  • Covered by laws encoding not slowing down those behind you

A footpath is much the default state of our world:

  • Walk where you please
  • You can’t fatally injure someone by walking
  • You’re not making much noise
  • You can bump into people and have a chat
  • You have the right to be there, no matter what your age

Let me give you an example in Limerick of the current situation. You’ve made your way into Limerick city. You had your lunch. Next you’re walking from a pharmacy called Roberts Pharmacy, to AIB bank which is about 20 metres away. You’re on the main street of Limerick city. You have one thing to cross, though: a four-lane-wide road called Lower Cecil Street.  There are two lanes of drivers on this road, driving onto O’Connell Street. And your crossing looks like this:

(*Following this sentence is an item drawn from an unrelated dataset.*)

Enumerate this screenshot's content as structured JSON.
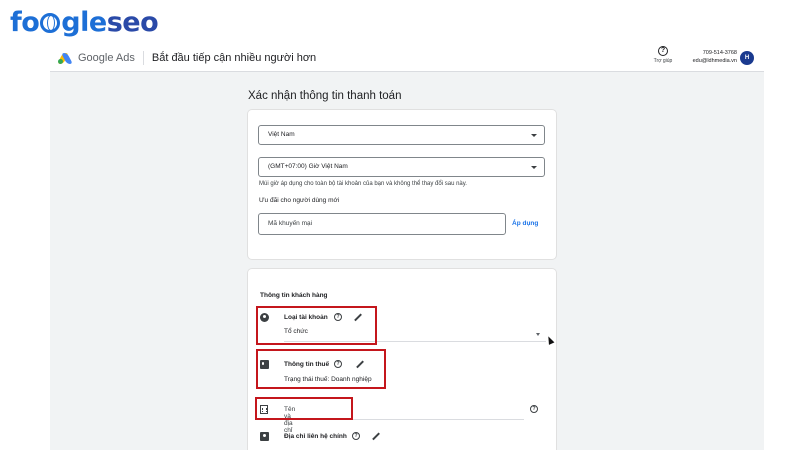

Lower Cecil Street in Limerick, Ireland.
Lower Cecil Street coming onto O’Connell Street. This is Limerick city as a road. Imagine you’re walking form Robert’s Pharmacy on the left to AIB Bank on the right:best of luck to you! Imagine your route if Limerick was instead a footpath. Copyright Google.

The reality of that situation is that you’re using Limerick city, and Limerick city’s core emphasis is on being a road. If you’re driving in your vehicle, you can power on through. If you’re walking “across” Limerick as a road, you only have the speed of your legs to get out of the way of people using the city as a road.

Our cities in Ireland could be footpaths. We can make them that if we wake up and realise that’s what you want. That’s where you can wander from shop to shop. You can buy your lunch, walk to grab a coffee. On a footpath, you’re not typically open to being fatally injured by vehicles. You’ve got the chance to either walk as fast as you like, or bump into friends and have a chat with them. You don’t need one-way footpaths, or traffic lights, or speed bumps, or flashing lights on a footpath.

You can be human on a footpath. Our cities can be footpaths.